New push for school safety

Associate superintendent to oversee emergency management

One lasting image from the Interstate 35W bridge collapse may be that of the yellow school bus leaning against the guardrail on a fallen section of bridge deck.

The story of the nine adults and 52 children ages 5–14, who survived the Aug. 1 disaster and escaped the school bus, attracted national attention. For Minneapolis Public Schools officials, it was a stark reminder of the need to be ready for any type of emergency.

With that in mind, district officials created a new, permanent position to oversee emergency management. Area C Superintendent Craig Vana will lead district emergency planning and coordinate preparedness efforts with city, state and federal agencies.

Chief Academic Officer Bernadeia Johnson said recent emergency planning efforts were led by a series of contract workers, including retired principals. Now, the district has selected one person to lead planning efforts long-term and develop what Johnson called “a coherent strategy.”

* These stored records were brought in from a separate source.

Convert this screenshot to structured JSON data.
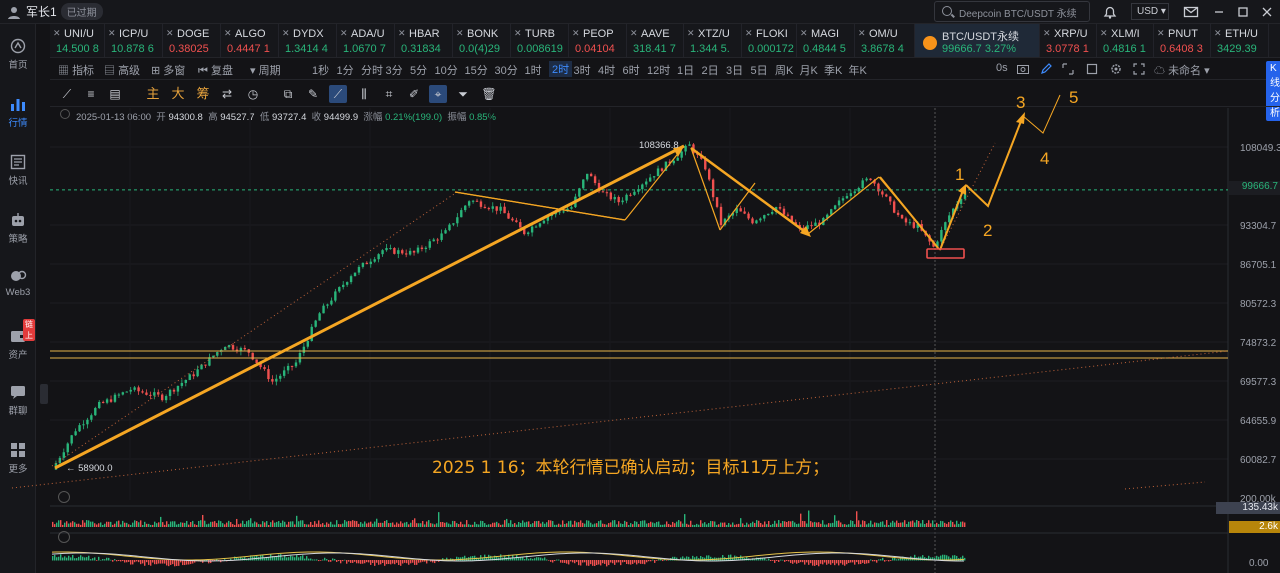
{
  "user": {
    "name": "军长1",
    "status": "已过期"
  },
  "search": {
    "placeholder": "Deepcoin BTC/USDT 永续"
  },
  "currency": "USD",
  "sidebar": [
    {
      "label": "首页",
      "icon": "home-icon"
    },
    {
      "label": "行情",
      "icon": "market-chart-icon",
      "active": true
    },
    {
      "label": "快讯",
      "icon": "news-icon"
    },
    {
      "label": "策略",
      "icon": "robot-icon"
    },
    {
      "label": "Web3",
      "icon": "web3-icon"
    },
    {
      "label": "资产",
      "icon": "wallet-icon",
      "badge": "链上"
    },
    {
      "label": "群聊",
      "icon": "chat-icon"
    },
    {
      "label": "更多",
      "icon": "more-icon"
    }
  ],
  "tickers": [
    {
      "name": "UNI/U",
      "price": "14.500 8",
      "color": "#29b57a"
    },
    {
      "name": "ICP/U",
      "price": "10.878 6",
      "color": "#29b57a"
    },
    {
      "name": "DOGE",
      "price": "0.38025",
      "color": "#f0504f"
    },
    {
      "name": "ALGO",
      "price": "0.4447 1",
      "color": "#f0504f"
    },
    {
      "name": "DYDX",
      "price": "1.3414 4",
      "color": "#29b57a"
    },
    {
      "name": "ADA/U",
      "price": "1.0670 7",
      "color": "#29b57a"
    },
    {
      "name": "HBAR",
      "price": "0.31834",
      "color": "#29b57a"
    },
    {
      "name": "BONK",
      "price": "0.0(4)29",
      "color": "#29b57a"
    },
    {
      "name": "TURB",
      "price": "0.008619",
      "color": "#29b57a"
    },
    {
      "name": "PEOP",
      "price": "0.04104",
      "color": "#f0504f"
    },
    {
      "name": "AAVE",
      "price": "318.41 7",
      "color": "#29b57a"
    },
    {
      "name": "XTZ/U",
      "price": "1.344 5.",
      "color": "#29b57a"
    },
    {
      "name": "FLOKI",
      "price": "0.000172",
      "color": "#29b57a"
    },
    {
      "name": "MAGI",
      "price": "0.4844 5",
      "color": "#29b57a"
    },
    {
      "name": "OM/U",
      "price": "3.8678 4",
      "color": "#29b57a"
    },
    {
      "name": "BTC/USDT永续",
      "price": "99666.7  3.27%",
      "color": "#29b57a",
      "active": true
    },
    {
      "name": "XRP/U",
      "price": "3.0778 1",
      "color": "#f0504f"
    },
    {
      "name": "XLM/I",
      "price": "0.4816 1",
      "color": "#29b57a"
    },
    {
      "name": "PNUT",
      "price": "0.6408 3",
      "color": "#f0504f"
    },
    {
      "name": "ETH/U",
      "price": "3429.39",
      "color": "#29b57a"
    }
  ],
  "toolbar": {
    "indicator": "指标",
    "advanced": "高级",
    "multi": "多窗",
    "replay": "复盘",
    "period": "周期",
    "intervals": [
      "1秒",
      "1分",
      "分时",
      "3分",
      "5分",
      "10分",
      "15分",
      "30分",
      "1时",
      "2时",
      "3时",
      "4时",
      "6时",
      "12时",
      "1日",
      "2日",
      "3日",
      "5日",
      "周K",
      "月K",
      "季K",
      "年K"
    ],
    "active_interval": "2时",
    "countdown": "0s",
    "layout_name": "未命名",
    "kline_btn": "K线分析"
  },
  "drawbar": {
    "main": "主",
    "big": "大",
    "chip": "筹"
  },
  "info": {
    "time": "2025-01-13 06:00",
    "open_label": "开",
    "open": "94300.8",
    "high_label": "高",
    "high": "94527.7",
    "low_label": "低",
    "low": "93727.4",
    "close_label": "收",
    "close": "94499.9",
    "change_label": "涨幅",
    "change": "0.21%(199.0)",
    "amp_label": "振幅",
    "amp": "0.85%"
  },
  "colors": {
    "up": "#29b57a",
    "down": "#f0504f",
    "annotation": "#f5a623",
    "accent": "#3d8bfd"
  },
  "chart_data": {
    "type": "candlestick",
    "symbol": "BTC/USDT永续",
    "interval": "2时",
    "title": "",
    "y_ticks": [
      "108049.3",
      "93304.7",
      "86705.1",
      "80572.3",
      "74873.2",
      "69577.3",
      "64655.9",
      "60082.7"
    ],
    "ylim": [
      56500,
      113000
    ],
    "y_scale": "log",
    "current_price": "99666.7",
    "price_path": [
      [
        0,
        58900
      ],
      [
        3,
        63500
      ],
      [
        6,
        66500
      ],
      [
        10,
        68500
      ],
      [
        14,
        67500
      ],
      [
        18,
        70500
      ],
      [
        22,
        74500
      ],
      [
        25,
        73500
      ],
      [
        28,
        69500
      ],
      [
        31,
        72000
      ],
      [
        34,
        79000
      ],
      [
        38,
        85000
      ],
      [
        42,
        89000
      ],
      [
        46,
        88500
      ],
      [
        50,
        92000
      ],
      [
        53,
        97800
      ],
      [
        57,
        96000
      ],
      [
        60,
        92000
      ],
      [
        63,
        95000
      ],
      [
        66,
        96500
      ],
      [
        68,
        103000
      ],
      [
        70,
        99000
      ],
      [
        72,
        97500
      ],
      [
        75,
        101000
      ],
      [
        78,
        104500
      ],
      [
        81,
        108366.8
      ],
      [
        83,
        104000
      ],
      [
        85,
        93500
      ],
      [
        87,
        96000
      ],
      [
        89,
        94000
      ],
      [
        92,
        96500
      ],
      [
        95,
        92500
      ],
      [
        98,
        94000
      ],
      [
        101,
        99000
      ],
      [
        104,
        102000
      ],
      [
        106,
        98000
      ],
      [
        108,
        94000
      ],
      [
        110,
        93000
      ],
      [
        112,
        89500
      ],
      [
        114,
        95000
      ],
      [
        116,
        99666.7
      ]
    ],
    "annotations": {
      "high_label": "108366.8",
      "low_label": "58900.0",
      "wave_labels": [
        "1",
        "2",
        "3",
        "4",
        "5"
      ],
      "note": "2025 1 16；本轮行情已确认启动；目标11万上方；"
    },
    "volume_axis": {
      "label": "200.00k",
      "current": "135.43k"
    },
    "oscillator_axis": {
      "current": "2.6k",
      "zero": "0.00"
    }
  }
}
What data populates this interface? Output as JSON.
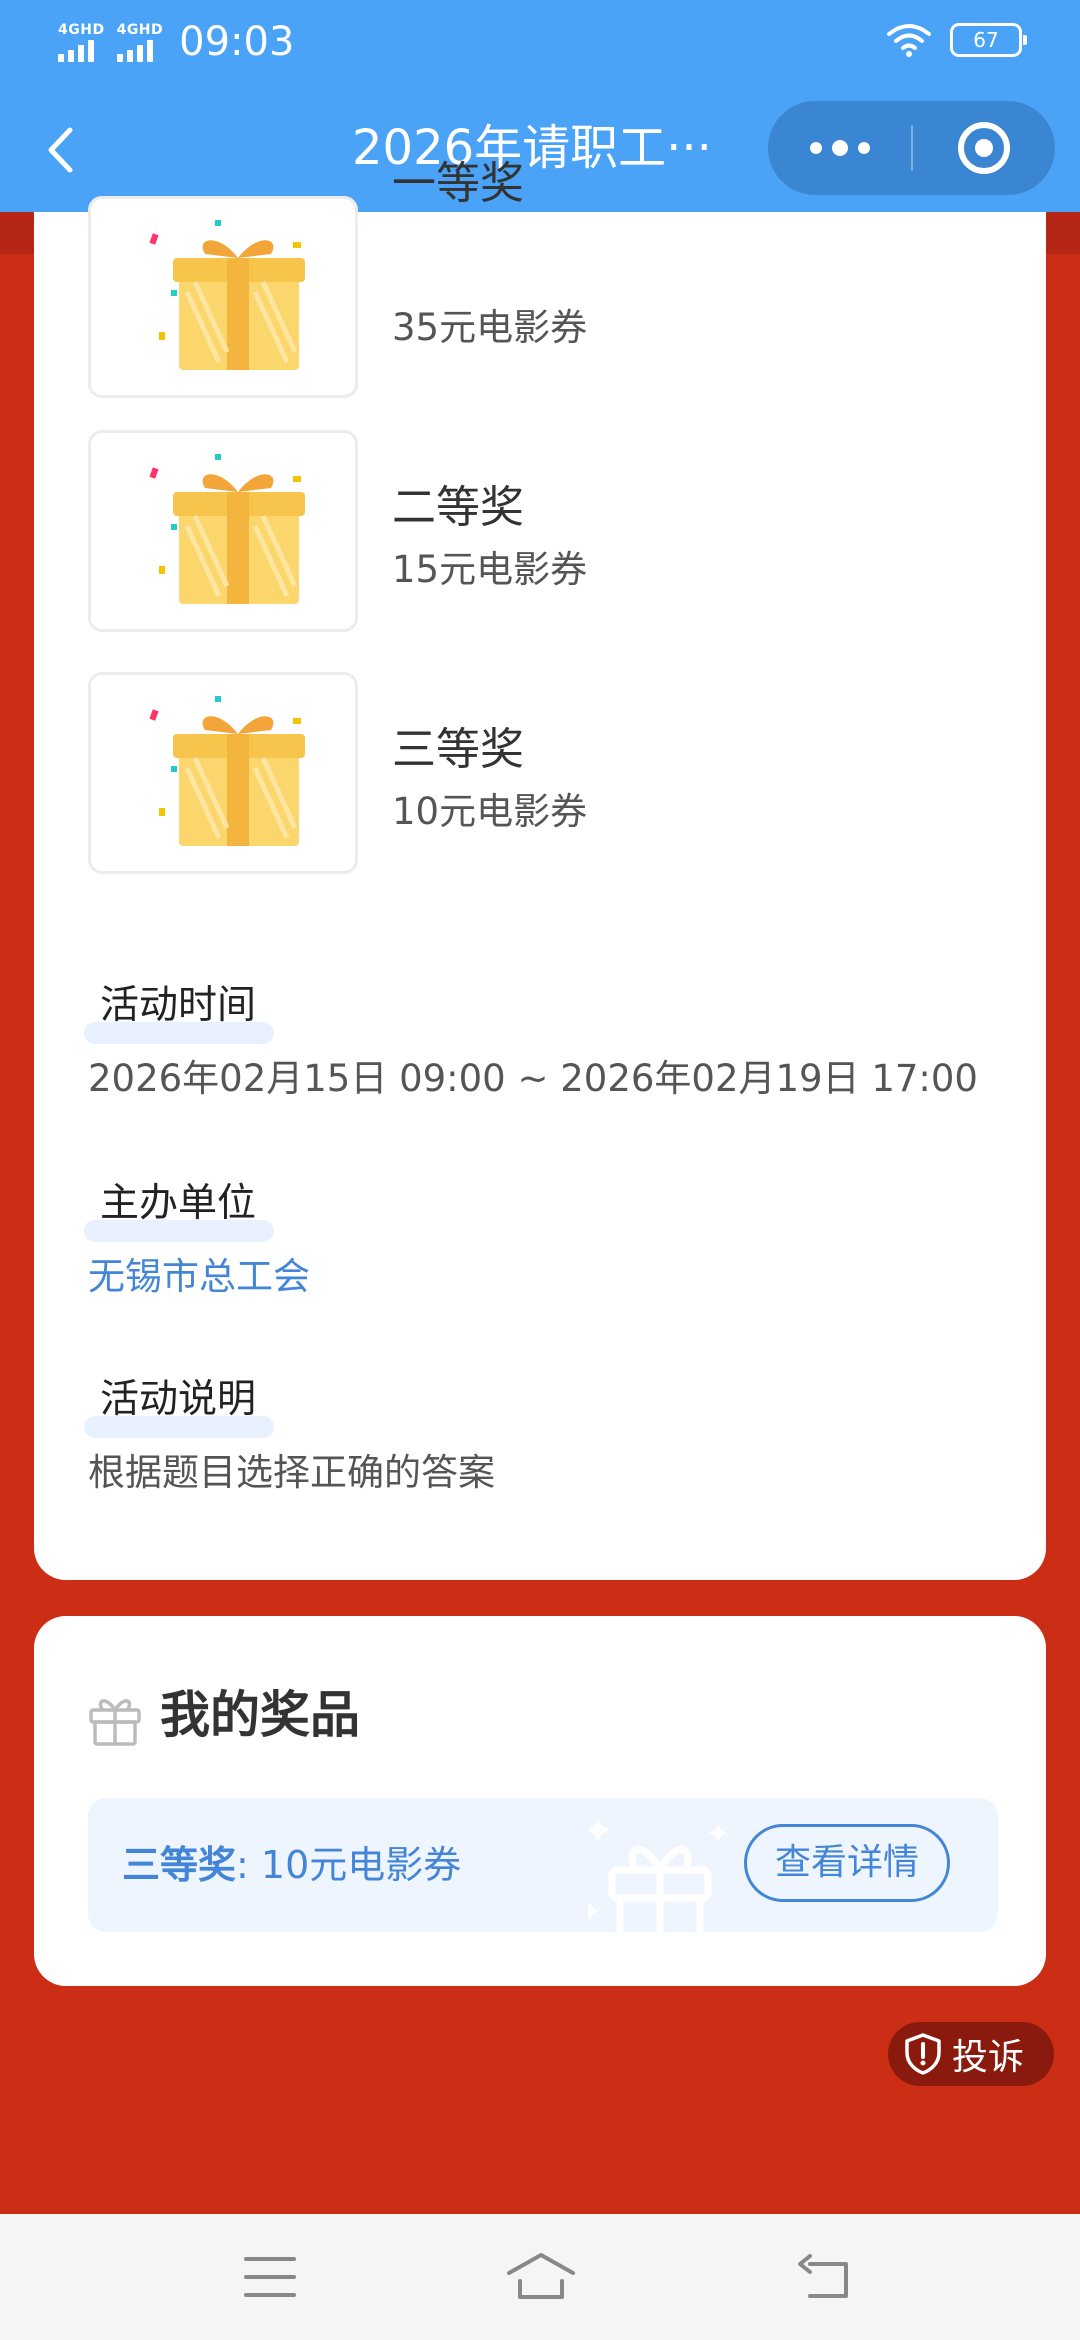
{
  "status_bar": {
    "network_1": "4GHD",
    "network_2": "4GHD",
    "time": "09:03",
    "battery": "67"
  },
  "nav": {
    "title": "2026年请职工···"
  },
  "prizes": [
    {
      "name": "一等奖",
      "desc": "35元电影券"
    },
    {
      "name": "二等奖",
      "desc": "15元电影券"
    },
    {
      "name": "三等奖",
      "desc": "10元电影券"
    }
  ],
  "sections": {
    "time": {
      "title": "活动时间",
      "value": "2026年02月15日 09:00 ~ 2026年02月19日 17:00"
    },
    "organizer": {
      "title": "主办单位",
      "value": "无锡市总工会"
    },
    "description": {
      "title": "活动说明",
      "value": "根据题目选择正确的答案"
    }
  },
  "my_prize": {
    "title": "我的奖品",
    "prize_level": "三等奖",
    "separator": ": ",
    "prize_desc": "10元电影券",
    "detail_button": "查看详情"
  },
  "complaint": {
    "label": "投诉"
  },
  "colors": {
    "header_blue": "#4aa3f6",
    "page_red": "#cb2e15",
    "accent_blue": "#4385d6"
  }
}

“When that bridge collapsed, it just kind of brought home the importance of having safe learning environments and also [safe] working environments for our staff,” she said.

In the aftermath of the bridge collapse, city leaders have been lauded for their coordinated response to the disaster. Rocco Forte, the city’s director of emergency preparedness, in particular, has been commended for his work in directing city employees during the recovery effort.

City staff have also undergone extensive emergency preparedness training. Minneapolis also has one of the best radio systems in the country, which facilitated communication between city departments after the bridge collapse.

Vana said his job would be to plan for any emergency that could disrupt student learning, from a school shooting to an outbreak of pandemic flu. He will also coordinate the use of school resources — such as buses or school buildings — that might be needed in the case of a local disaster.

Vana will remain an assistant superintendent, but a replacement will be chosen to oversee schools in Area C, which encompasses Southwest.

Bill Anderson, a city emergency management coordinator, said Vana was a good choice for the job.

In August, Anderson and Vana both attended a three-day emergency response training session in Minneapolis led by the National Emergency Response and Training Center from Texas A&M University, a nationally recognized preparedness training team. District principals and administrators also attended the session for crisis management training.

“We were talking about some very fundamental and important concepts related to how an incident [at a school] would be managed,” Anderson said.

Vana said much of his work in August focused on “tweaking” school crisis management plans and making them uniform across the district. That way, when fire or police officials respond to an emergency call at a school, “they know what to expect,” he said.

Anderson said these joint training efforts are an important opportunity for emergency planning leaders in local government and the schools to meet face to face.

“The reality is that most of the major incidents that you can imagine — a major tornado event, a major pandemic flu incident, an act of terrorism — they would require more than the resources of just the city or the schools, so it’s important to have those relationships established before something occurs,” Anderson said.

Vana said his connections in local government would give him a leg up in his new assignment.

“I have very good relationships with the people in the city, with the county and at the state level, so I can get myself connected really quickly,” he said.

Prior to working as Area C superintendent, Vana was principal at Edison High School and Folwell Middle School, an assistant principal at Southwest High School and executive director of the district’s Teacher and Instructional Services
department.

Johnson said Vana’s extensive experience in the district was also important to his selection for the new position.

“We really needed someone who understands schools,” she said.

Johnson said the district’s mission — to educate — can’t be put on hold during a disaster. She said part of Vana’s job will be to answer this important question: “If something happened where people lost their homes or schools had to be closed or people couldn’t come to school, how would we make sure that learning
continues?”